## [Exercise goal]
Check each line below for the word "denglu", then please report how many lines have it and nothing more.

## [Data to use]
-------------------------
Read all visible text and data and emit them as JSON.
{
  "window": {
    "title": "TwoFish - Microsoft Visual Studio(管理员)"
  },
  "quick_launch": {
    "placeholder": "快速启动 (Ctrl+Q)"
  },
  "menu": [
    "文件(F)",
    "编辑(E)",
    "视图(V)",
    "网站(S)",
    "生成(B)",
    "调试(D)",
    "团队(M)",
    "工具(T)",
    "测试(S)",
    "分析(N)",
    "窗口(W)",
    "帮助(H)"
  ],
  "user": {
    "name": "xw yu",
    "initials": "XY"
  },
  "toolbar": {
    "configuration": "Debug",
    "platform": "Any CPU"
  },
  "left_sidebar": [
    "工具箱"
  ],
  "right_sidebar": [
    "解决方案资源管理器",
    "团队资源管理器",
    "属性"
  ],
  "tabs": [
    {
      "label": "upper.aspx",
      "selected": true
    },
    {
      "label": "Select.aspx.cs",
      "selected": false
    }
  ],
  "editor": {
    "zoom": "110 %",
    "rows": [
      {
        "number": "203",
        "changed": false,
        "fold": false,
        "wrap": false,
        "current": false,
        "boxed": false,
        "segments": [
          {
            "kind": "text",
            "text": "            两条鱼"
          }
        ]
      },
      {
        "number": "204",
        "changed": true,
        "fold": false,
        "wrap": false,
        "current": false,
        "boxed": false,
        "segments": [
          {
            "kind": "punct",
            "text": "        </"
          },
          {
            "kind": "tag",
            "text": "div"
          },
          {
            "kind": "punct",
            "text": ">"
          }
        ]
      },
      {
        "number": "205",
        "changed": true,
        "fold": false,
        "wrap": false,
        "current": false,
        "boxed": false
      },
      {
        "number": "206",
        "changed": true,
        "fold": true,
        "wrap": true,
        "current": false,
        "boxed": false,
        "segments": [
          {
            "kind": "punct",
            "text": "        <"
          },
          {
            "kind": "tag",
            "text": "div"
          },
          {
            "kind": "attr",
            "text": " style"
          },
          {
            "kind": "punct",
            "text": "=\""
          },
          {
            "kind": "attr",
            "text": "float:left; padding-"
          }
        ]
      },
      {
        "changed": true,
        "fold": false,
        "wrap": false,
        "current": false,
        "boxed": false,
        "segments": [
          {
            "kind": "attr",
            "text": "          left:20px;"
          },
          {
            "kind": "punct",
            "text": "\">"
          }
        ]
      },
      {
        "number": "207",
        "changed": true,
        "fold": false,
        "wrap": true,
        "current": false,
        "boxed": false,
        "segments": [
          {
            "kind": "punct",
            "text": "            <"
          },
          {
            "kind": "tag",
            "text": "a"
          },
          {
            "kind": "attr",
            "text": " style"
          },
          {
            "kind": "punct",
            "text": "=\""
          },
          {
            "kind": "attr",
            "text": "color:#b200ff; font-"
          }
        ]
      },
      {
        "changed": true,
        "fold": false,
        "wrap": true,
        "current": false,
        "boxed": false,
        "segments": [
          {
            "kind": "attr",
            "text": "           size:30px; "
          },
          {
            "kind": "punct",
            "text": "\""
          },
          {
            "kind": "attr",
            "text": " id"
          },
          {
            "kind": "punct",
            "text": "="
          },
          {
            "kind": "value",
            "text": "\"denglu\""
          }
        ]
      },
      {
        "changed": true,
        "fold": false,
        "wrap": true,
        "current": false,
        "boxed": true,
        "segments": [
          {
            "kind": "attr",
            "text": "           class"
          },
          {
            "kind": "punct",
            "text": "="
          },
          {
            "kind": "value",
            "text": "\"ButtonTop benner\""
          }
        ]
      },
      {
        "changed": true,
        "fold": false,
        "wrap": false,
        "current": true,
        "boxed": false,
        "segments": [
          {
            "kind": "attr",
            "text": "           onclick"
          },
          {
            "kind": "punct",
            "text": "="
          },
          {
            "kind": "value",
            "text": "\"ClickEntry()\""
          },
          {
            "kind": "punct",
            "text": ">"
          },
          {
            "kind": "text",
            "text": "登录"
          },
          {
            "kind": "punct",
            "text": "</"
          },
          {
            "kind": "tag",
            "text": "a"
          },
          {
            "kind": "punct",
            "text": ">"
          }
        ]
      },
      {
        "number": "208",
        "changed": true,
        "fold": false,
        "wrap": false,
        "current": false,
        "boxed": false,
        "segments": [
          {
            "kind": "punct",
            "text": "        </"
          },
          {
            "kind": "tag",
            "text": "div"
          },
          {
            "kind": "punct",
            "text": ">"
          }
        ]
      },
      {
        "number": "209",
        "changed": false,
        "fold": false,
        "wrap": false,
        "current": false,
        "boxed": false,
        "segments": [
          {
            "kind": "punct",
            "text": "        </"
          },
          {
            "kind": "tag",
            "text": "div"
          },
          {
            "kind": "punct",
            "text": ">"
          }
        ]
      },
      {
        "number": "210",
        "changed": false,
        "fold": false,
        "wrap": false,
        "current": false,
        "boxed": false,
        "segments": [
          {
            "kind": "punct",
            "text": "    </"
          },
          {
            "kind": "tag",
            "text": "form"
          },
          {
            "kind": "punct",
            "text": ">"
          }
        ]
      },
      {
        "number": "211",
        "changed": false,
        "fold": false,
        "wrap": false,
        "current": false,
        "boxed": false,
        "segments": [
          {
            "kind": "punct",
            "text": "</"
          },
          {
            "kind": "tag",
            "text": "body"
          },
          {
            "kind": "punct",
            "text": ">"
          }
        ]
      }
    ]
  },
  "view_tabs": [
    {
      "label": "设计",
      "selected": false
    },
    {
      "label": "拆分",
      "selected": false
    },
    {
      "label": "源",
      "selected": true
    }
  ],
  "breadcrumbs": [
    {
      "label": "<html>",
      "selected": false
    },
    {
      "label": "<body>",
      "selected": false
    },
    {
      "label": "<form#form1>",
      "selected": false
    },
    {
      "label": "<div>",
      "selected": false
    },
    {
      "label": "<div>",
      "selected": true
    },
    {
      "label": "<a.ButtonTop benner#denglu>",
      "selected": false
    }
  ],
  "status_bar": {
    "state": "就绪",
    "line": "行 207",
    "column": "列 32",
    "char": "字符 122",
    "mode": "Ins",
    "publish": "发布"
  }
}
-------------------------
## [Output of the exercise]
2